Willows and Aspen are Budding

Winter this year has been colder and longer than average. We still have a fair bit of snow here in St. Joseph, though there is less to the east and west of us. Nevertheless, a quick walk through the wetlands Friday (March 17) and this Monday (March 19) show that things are happening. 

One of the first signs of spring among plant life around here is that of the American Pussy Willow (Salix discolor). It is native to North America and is found in the wetlands of Minnesota and throughout the eastern half of the continent. There is also the Western Pussy Willow which, as the name suggests, dwells to the west of us. The ones on our property are just beginning to bud. 

 

 I took this photo of a Pussy Willow on March 19th, 2018, on our property in Central Minnesota   

I took this photo of a Pussy Willow on March 19th, 2018, on our property in Central Minnesota

 

This grayish fur resembles a cat or kitten, and so the bud is called a "catkin."  This flower bud will eventually flower and pollinate the females. 

 

 Male catkin of Pussy Willow getting ready to pollinate. Photo from Chestnut School of Herbal Medicine

Male catkin of Pussy Willow getting ready to pollinate. Photo from Chestnut School of Herbal Medicine

Though not a "stand out" plant in the landscape, Pussy Willows are very important in terms of their medicinal value. Their active ingredient is salicin, named after the Latin for willow, Salix. The making of the powder, Salix, eventually led to the manufacture of acetyl salicylic acid, better known as aspirin. It stands to reason that the common, and often overlooked, Pussy Willow was the source of this most common, and perhaps overlooked, of medicines--aspirin! 

Another sign of spring is the bud of the Quaking Aspen, the first of the larger trees to come out of dormancy in our parts.  

 

 This photo of the buds of a Quaking Aspen was taken in St. Joseph, Central Minnesota, on March 17, 2018

This photo of the buds of a Quaking Aspen was taken in St. Joseph, Central Minnesota, on March 17, 2018

The Quaking Aspen also produce catkins, which flower before its leaves bud. We see this on other plants in the Populus family (which is a subset of the genus willow), such as poplars, birch, and cottonwood. They are funny things to see in spring. I think of them as garland on a Christmas tree, drooping from the trees for my amusement. 

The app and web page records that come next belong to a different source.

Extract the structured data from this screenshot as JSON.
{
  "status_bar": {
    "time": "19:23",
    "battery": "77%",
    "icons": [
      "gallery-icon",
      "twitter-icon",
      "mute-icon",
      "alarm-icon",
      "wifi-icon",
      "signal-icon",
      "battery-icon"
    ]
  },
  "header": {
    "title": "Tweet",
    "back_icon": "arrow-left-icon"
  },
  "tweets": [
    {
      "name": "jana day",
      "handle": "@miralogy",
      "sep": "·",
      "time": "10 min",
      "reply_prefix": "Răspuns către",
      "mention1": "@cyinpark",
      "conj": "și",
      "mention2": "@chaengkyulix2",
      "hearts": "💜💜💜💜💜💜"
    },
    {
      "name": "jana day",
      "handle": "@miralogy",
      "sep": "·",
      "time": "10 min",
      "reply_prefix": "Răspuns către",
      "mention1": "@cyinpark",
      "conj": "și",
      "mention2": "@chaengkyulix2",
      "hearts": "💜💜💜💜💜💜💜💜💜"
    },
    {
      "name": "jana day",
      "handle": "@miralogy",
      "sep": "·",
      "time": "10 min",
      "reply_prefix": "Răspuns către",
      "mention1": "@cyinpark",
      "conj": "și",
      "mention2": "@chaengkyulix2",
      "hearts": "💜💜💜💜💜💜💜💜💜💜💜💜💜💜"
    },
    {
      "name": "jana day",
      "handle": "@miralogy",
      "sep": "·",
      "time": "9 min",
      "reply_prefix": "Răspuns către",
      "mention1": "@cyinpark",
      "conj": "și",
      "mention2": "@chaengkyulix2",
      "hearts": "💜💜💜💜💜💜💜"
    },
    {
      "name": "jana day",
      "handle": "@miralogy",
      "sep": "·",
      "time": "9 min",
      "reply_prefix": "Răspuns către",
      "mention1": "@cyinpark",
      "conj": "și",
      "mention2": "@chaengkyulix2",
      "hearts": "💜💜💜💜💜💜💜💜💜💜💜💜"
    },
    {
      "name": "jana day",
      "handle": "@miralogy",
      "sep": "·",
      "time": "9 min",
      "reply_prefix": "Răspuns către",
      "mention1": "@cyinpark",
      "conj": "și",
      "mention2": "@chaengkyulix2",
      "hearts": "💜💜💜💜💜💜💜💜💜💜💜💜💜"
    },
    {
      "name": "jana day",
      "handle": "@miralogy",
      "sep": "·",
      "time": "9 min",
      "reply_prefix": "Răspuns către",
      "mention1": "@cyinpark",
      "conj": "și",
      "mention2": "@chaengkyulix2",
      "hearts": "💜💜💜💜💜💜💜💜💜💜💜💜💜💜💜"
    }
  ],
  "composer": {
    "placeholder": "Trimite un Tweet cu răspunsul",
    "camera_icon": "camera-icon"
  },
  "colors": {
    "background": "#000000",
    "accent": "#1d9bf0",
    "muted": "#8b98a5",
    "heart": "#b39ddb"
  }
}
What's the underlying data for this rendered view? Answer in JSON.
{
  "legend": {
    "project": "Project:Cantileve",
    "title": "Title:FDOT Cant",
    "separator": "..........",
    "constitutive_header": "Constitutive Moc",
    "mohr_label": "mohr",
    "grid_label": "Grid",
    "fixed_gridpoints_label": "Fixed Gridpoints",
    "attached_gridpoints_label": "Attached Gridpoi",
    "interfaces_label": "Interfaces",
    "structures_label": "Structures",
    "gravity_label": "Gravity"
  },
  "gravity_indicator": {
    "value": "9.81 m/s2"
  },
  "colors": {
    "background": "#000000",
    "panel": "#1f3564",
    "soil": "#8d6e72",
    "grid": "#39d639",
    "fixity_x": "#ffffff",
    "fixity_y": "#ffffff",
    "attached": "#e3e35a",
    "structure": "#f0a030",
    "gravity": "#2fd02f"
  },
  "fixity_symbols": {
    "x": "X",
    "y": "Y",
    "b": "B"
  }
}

 The catkin of a Cottonwood, though this is what they look like on the Poplars and Quaking Aspens as well. Photo from Austinbotany.wordpress.com

The catkin of a Cottonwood, though this is what they look like on the Poplars and Quaking Aspens as well. Photo from Austinbotany.wordpress.com

The only thing is that it's not Christmas and they don't come from Christmas trees. And, while we're at it, they're also not for my amusement. These catkins form the staminate of the male aspen and, like the Pussy Willow, pollinate the females in spring. 

It's only the middle of March and I'm already overwhelmed by all that's going on in nature around here!